Facebook Privacy Fiasco Begins. Today Facebook finally started to roll out a new set of privacy controls. These tools, many months in the making, are designed to help simplify the site’s notoriously confusing privacy options. But alongside them Facebook is also rolling out a “Transition Tool” that promotes Everyone updates as the new default. In other words, Facebook is giving up its reputation as a ‘private’ social network — where the default is to restrict access to everything that is shared — in favor of something that can challenge Twitter head on.
And, as I wrote last July, it may well be a disaster in the making. Facebook is spinning the news as a win for users. They’re supposedly getting more control than ever over what they’re sharing, and it’s easier than ever to control it. For those who haven’t been following the six month buildup to today’s announcement: last June, Facebook rolled out a new feature called the Everyone update. Sounds great, right? The Electronic Frontier Foundation agrees: Facebook app privacy: It's complicated | The Social. Earlier this week I wrote a post about how I didn't like that I couldn't alter the Facebook Connect privacy settings for updates from Foursquare, an iPhone app that shares my location through a GPS-enabled city directory . It didn't make sense to me that Facebook Connect information was automatically visible to anyone who had access to posts on my "wall," whereas privacy settings on a third-party app embedded directly on my profile were much more fine-tuned, allowing me to restrict them to specific subsets of friends.

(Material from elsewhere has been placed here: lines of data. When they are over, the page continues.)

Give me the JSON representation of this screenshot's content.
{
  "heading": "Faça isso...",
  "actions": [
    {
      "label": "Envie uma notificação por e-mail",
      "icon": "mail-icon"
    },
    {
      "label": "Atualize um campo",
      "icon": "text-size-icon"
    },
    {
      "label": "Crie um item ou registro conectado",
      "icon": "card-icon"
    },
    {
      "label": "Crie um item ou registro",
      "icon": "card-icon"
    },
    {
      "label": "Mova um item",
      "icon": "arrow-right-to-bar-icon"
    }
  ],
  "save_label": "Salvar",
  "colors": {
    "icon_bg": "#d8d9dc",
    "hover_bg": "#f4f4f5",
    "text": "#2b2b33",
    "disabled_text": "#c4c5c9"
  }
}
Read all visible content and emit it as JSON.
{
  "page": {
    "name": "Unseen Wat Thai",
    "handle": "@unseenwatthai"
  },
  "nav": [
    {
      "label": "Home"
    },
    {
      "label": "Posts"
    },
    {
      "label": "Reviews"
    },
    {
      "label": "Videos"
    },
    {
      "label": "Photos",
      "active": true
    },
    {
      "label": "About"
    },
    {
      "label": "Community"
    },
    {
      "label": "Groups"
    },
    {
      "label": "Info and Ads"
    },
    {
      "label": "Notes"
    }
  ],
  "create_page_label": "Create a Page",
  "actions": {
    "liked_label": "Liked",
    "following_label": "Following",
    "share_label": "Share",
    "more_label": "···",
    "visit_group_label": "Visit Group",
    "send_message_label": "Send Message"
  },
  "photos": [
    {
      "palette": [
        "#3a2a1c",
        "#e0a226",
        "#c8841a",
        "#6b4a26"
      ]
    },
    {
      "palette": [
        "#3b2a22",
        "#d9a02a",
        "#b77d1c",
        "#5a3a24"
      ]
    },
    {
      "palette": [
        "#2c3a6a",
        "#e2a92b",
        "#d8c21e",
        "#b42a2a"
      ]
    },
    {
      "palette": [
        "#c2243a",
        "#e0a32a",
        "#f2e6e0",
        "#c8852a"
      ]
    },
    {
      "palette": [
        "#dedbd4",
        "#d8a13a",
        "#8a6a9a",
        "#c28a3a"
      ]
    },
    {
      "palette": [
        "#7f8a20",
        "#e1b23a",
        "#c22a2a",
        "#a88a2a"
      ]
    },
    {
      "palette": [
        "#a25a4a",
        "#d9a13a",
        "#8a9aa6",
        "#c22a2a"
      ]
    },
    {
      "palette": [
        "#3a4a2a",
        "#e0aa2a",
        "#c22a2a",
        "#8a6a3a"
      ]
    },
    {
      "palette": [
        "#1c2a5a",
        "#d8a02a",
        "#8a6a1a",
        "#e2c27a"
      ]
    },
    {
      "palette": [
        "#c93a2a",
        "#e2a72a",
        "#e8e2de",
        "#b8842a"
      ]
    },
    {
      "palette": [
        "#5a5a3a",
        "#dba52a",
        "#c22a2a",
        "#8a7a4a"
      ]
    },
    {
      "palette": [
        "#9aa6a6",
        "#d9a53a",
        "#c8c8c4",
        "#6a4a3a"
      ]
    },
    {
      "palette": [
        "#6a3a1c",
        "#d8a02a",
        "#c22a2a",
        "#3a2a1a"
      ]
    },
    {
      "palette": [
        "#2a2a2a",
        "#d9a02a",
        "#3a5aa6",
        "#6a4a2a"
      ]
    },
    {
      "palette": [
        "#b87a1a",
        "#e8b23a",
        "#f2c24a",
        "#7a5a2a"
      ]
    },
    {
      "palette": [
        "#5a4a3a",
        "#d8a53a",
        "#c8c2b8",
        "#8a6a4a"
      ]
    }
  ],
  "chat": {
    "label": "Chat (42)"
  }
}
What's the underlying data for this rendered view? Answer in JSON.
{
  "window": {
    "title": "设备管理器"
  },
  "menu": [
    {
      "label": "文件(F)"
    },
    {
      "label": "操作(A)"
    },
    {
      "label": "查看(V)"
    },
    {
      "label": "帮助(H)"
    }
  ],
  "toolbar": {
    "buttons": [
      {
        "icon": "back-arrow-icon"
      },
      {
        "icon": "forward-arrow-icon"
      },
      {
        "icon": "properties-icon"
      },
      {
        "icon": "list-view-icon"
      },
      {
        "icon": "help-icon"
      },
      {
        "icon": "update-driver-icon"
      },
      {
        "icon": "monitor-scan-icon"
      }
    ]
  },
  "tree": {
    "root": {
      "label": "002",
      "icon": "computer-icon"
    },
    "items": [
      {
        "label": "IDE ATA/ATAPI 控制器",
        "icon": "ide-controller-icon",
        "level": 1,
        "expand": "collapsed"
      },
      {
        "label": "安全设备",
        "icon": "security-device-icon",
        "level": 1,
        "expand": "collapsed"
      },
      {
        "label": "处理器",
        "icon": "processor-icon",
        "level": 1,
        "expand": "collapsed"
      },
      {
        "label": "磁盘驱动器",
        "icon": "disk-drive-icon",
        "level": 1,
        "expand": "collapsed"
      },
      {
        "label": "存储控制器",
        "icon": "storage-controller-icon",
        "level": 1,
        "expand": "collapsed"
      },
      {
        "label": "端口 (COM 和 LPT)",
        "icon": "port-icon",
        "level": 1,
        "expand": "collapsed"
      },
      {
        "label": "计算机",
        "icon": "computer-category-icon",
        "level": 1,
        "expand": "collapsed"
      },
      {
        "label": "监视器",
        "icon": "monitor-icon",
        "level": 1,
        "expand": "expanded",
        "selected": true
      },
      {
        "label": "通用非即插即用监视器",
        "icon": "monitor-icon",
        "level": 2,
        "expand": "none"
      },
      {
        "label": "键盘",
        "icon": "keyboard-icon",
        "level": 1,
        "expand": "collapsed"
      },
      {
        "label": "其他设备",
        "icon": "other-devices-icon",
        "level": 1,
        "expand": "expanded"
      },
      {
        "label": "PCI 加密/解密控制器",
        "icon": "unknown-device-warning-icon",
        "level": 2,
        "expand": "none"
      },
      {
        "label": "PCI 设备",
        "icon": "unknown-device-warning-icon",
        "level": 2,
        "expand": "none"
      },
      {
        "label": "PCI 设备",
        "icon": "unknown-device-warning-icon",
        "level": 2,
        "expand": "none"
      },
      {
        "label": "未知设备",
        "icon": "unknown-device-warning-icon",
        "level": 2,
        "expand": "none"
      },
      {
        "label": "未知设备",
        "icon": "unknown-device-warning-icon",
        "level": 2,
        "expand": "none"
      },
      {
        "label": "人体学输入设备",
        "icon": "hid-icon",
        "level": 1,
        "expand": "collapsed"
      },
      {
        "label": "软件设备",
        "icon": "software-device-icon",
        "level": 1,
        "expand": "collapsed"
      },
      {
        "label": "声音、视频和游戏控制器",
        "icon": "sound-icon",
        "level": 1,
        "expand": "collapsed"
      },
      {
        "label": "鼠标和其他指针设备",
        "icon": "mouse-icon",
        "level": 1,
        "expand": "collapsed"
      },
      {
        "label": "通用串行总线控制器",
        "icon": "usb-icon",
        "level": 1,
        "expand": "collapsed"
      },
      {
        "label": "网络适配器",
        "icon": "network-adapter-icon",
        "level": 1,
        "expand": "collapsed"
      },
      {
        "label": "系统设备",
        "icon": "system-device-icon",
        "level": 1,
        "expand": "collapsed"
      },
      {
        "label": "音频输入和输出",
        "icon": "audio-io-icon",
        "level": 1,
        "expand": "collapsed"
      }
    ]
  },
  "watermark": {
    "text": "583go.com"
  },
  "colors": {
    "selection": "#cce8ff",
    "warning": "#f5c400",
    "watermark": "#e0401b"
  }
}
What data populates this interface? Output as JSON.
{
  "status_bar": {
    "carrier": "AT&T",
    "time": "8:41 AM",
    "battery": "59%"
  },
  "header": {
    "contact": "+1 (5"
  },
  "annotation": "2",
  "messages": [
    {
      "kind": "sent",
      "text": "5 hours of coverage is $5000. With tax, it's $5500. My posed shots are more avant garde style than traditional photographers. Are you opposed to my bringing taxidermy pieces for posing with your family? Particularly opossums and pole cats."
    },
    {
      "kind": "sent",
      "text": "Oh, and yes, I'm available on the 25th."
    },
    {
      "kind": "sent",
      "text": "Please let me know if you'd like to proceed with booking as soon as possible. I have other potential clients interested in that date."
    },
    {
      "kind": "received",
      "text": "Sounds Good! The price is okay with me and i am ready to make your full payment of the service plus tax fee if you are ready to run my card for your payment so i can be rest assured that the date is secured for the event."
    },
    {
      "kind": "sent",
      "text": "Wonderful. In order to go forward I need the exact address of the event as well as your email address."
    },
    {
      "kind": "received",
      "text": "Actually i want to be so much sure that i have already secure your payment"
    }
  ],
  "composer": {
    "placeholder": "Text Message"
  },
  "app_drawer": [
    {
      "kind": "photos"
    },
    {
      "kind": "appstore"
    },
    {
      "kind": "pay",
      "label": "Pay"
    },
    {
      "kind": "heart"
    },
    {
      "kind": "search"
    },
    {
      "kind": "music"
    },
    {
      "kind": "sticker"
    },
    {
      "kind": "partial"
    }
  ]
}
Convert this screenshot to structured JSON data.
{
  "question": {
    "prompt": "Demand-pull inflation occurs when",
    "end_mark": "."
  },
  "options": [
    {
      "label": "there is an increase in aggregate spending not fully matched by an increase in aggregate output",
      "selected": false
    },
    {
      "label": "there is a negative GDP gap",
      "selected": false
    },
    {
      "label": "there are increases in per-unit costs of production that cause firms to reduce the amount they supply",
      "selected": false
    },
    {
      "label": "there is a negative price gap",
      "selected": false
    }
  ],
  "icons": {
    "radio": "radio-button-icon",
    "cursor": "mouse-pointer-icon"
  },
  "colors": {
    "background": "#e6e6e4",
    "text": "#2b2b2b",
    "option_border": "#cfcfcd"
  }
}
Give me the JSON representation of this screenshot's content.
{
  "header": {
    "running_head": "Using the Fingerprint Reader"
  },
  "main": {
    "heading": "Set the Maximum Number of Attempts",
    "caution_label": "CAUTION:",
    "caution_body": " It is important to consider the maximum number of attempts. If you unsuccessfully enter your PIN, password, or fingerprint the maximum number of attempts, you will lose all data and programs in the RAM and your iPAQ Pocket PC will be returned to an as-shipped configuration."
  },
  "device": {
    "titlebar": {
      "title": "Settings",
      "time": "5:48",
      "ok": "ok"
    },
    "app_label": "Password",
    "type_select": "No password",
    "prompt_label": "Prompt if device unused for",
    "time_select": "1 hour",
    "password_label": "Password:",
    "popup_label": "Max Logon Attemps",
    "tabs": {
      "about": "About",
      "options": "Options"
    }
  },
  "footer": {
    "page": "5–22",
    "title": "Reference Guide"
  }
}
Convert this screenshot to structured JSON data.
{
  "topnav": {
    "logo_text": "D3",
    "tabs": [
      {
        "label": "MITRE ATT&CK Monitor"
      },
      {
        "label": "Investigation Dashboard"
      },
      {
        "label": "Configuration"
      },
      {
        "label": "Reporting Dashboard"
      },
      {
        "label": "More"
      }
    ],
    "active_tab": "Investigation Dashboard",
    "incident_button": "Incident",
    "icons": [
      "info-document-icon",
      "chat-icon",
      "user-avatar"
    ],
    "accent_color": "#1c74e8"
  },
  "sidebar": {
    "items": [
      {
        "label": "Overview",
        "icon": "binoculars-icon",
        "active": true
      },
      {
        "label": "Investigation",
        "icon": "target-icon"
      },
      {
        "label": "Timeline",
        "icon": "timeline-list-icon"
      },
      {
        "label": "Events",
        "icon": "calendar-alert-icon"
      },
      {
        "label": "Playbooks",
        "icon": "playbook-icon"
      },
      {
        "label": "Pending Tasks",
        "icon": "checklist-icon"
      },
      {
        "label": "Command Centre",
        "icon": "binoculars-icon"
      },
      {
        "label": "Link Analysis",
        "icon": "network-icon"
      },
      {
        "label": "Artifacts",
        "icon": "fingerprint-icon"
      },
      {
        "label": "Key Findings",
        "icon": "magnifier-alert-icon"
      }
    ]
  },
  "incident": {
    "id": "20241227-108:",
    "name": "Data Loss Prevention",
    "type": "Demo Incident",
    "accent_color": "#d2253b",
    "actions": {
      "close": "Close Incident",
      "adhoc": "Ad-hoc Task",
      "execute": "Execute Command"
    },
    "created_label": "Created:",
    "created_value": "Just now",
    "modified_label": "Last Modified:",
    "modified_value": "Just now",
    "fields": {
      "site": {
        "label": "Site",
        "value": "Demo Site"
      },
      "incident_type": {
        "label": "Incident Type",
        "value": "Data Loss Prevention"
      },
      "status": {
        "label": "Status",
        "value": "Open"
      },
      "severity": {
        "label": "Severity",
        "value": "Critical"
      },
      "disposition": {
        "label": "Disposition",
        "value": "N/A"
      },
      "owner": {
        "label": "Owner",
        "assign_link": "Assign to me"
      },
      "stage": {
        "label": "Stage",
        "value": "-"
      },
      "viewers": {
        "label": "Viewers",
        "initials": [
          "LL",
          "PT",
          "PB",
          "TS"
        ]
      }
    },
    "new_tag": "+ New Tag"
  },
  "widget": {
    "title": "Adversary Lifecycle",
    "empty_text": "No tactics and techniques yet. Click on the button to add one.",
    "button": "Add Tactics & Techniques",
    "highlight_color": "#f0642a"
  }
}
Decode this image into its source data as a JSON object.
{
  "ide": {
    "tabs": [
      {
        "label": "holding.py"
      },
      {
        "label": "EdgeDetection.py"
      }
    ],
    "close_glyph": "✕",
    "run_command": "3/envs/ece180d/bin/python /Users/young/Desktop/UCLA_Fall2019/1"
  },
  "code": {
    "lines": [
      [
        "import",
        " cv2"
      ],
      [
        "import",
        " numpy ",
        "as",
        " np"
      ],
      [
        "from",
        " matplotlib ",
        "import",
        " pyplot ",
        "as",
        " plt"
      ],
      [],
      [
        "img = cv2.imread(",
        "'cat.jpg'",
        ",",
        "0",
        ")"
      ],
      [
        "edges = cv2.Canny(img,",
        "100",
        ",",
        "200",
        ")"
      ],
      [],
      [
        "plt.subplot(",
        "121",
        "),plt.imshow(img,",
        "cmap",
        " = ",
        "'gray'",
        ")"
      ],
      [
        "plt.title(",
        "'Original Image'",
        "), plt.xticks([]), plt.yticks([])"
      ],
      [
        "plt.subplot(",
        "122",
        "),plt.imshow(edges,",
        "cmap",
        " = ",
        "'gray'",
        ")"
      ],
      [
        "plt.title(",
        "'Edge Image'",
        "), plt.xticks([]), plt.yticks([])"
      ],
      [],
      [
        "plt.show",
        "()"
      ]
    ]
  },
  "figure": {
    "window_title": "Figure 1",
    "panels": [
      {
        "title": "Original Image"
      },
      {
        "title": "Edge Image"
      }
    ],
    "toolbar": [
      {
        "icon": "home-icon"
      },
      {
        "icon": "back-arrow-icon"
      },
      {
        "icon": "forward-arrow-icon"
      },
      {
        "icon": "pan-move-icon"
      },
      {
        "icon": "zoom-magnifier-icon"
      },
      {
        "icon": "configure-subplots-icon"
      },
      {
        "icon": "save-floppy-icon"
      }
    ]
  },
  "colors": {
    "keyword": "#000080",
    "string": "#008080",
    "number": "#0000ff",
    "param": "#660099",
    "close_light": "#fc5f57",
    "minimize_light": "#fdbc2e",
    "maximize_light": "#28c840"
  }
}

I've been e-mailing back and forth with Facebook, and I've gotten some clarification on how the process works. Privacy controls for embedded apps aren't as simple as I'd thought. "Activity from apps and Connect sites are grouped with the activity you take on Facebook (which then appears on your wall), all of which can be blocked from a select group of people using publisher privacy," Facebook representative Malorie Lucich explained to me via e-mail. Rogue Marketers Can Mine Your Info on Facebook | Epicenter | Wir. Got an e-mail list of customers or readers and want to know more about each — such as their full name, friends, gender, age, interests, location, job and education level? Facebook has just the free feature you’re looking for, thanks to its recent privacy changes.
The hack, first publicized by blogger Max Klein, repurposes a Facebook feature that lets people find their friends on Facebook by scanning through e-mail addresses in their contact list. But as Klein points out, a marketer could take a list of 1,000 e-mail addresses, either legally or illegally collected — and upload those through a dummy account — which then lets the user see all the profiles created using those addresses. Given Facebook’s ubiquity and most people’s reliance on a single e-mail address, the harvest could be quite rich. Anyone with your e-mail address can harvest that information, the company admits. “We’ve developed several systems to detect and block malicious use of the Friend Finder,” Noyes said. See Also: My6sense.